* _WHAT YOU HAVE TO DO_
Report each line of the listing that carries the word "điện".

* _DATA PROVIDED_
>>
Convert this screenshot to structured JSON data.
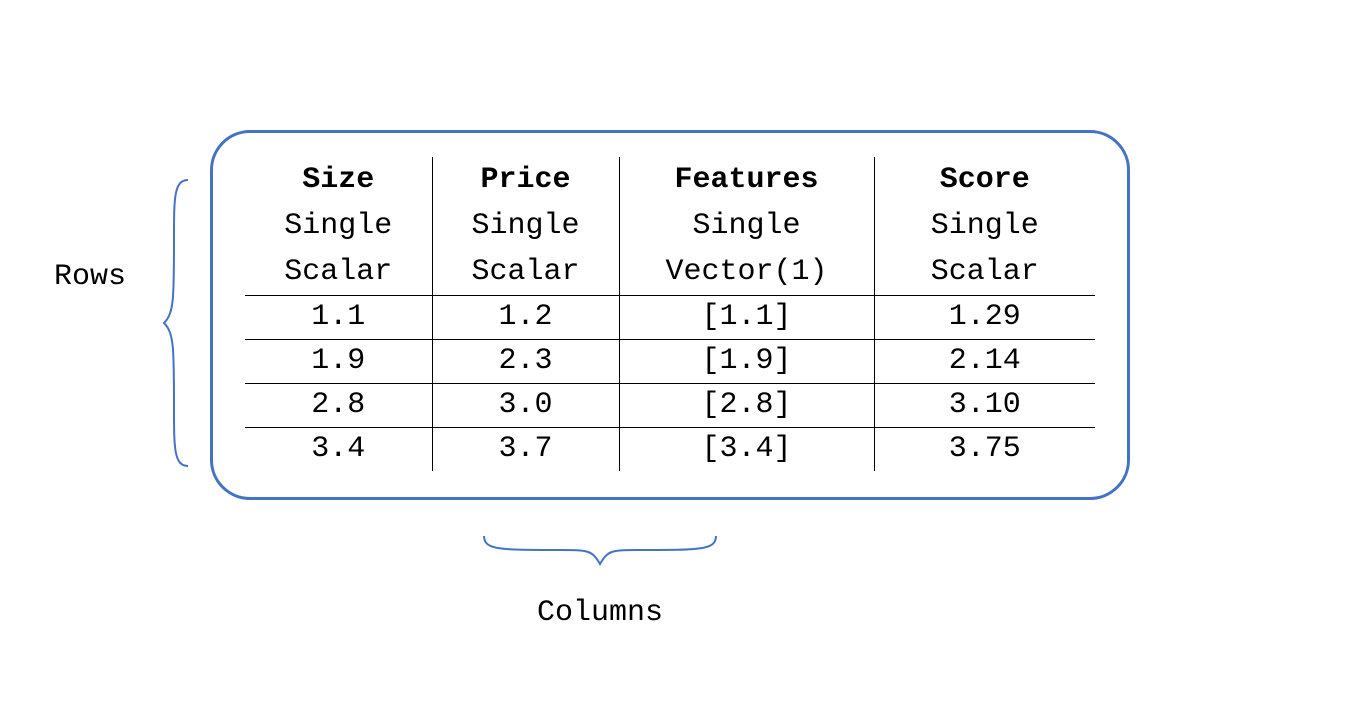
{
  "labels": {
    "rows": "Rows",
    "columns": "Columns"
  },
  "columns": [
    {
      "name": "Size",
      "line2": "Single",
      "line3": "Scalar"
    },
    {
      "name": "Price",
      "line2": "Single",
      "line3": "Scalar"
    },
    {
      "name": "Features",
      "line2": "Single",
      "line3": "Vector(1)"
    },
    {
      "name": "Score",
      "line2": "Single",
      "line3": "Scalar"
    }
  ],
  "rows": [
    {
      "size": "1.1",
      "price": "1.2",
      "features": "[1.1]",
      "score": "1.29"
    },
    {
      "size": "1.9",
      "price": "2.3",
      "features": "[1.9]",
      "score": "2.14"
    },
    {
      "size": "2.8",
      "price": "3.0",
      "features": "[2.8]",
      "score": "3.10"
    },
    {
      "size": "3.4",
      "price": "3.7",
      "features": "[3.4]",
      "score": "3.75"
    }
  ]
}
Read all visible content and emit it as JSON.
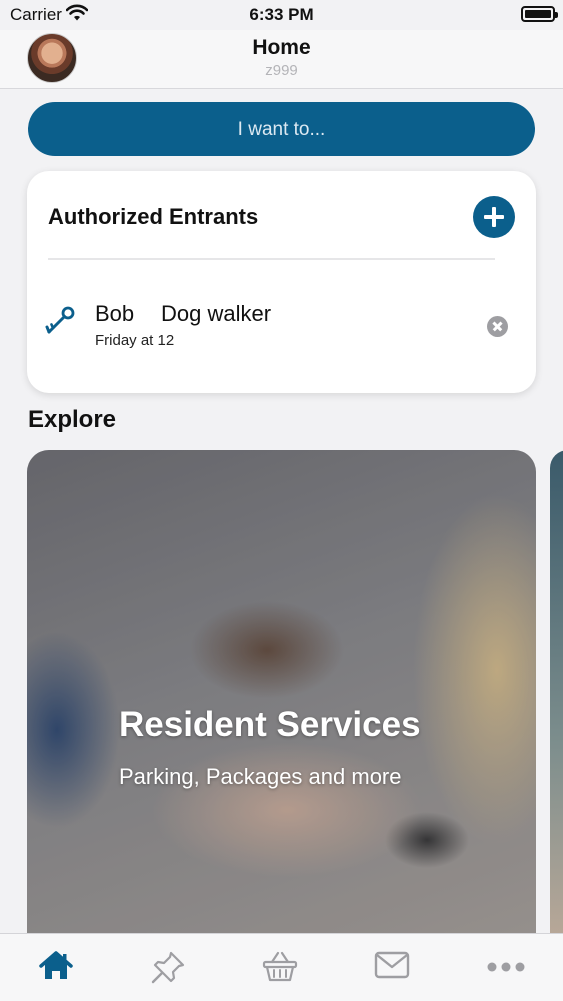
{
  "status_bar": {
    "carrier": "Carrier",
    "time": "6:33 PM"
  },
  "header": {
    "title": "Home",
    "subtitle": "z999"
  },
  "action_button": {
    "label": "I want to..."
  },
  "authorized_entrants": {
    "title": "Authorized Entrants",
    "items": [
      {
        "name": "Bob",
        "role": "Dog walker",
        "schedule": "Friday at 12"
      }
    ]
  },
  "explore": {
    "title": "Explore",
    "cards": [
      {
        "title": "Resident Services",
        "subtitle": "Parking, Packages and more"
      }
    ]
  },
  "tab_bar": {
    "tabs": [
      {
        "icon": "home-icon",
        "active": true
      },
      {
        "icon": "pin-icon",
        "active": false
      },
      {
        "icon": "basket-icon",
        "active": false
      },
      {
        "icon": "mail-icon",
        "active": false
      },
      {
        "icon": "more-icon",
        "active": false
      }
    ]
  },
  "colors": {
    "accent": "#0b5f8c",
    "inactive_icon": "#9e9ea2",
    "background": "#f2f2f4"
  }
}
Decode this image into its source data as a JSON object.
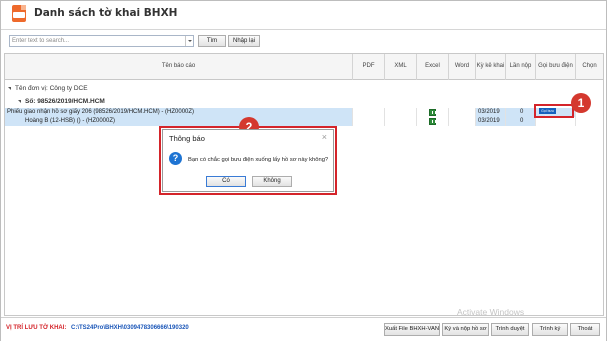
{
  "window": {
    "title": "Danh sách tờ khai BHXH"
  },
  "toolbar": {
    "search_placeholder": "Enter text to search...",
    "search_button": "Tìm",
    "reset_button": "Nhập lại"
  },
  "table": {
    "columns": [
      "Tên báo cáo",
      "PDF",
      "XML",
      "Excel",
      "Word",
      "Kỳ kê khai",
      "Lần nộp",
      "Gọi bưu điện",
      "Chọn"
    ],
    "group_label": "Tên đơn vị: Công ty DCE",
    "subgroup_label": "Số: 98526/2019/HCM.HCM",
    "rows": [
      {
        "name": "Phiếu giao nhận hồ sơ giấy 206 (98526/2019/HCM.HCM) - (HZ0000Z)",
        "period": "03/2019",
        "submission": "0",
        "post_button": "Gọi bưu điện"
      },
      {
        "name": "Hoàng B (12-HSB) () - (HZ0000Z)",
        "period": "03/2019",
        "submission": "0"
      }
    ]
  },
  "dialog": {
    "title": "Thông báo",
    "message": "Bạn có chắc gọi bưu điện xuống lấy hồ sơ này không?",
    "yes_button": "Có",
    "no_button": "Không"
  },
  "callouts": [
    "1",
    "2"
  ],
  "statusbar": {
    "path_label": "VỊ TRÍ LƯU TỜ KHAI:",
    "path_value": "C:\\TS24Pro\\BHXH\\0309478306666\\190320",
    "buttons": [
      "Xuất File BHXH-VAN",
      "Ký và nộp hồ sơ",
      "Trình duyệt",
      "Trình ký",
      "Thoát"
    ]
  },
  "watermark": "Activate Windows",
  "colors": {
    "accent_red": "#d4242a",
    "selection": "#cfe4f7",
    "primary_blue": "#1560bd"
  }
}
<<
* _EXPECTED ANSWER_
      "Gọi bưu điện",
        "post_button": "Gọi bưu điện"
    "message": "Bạn có chắc gọi bưu điện xuống lấy hồ sơ này không?",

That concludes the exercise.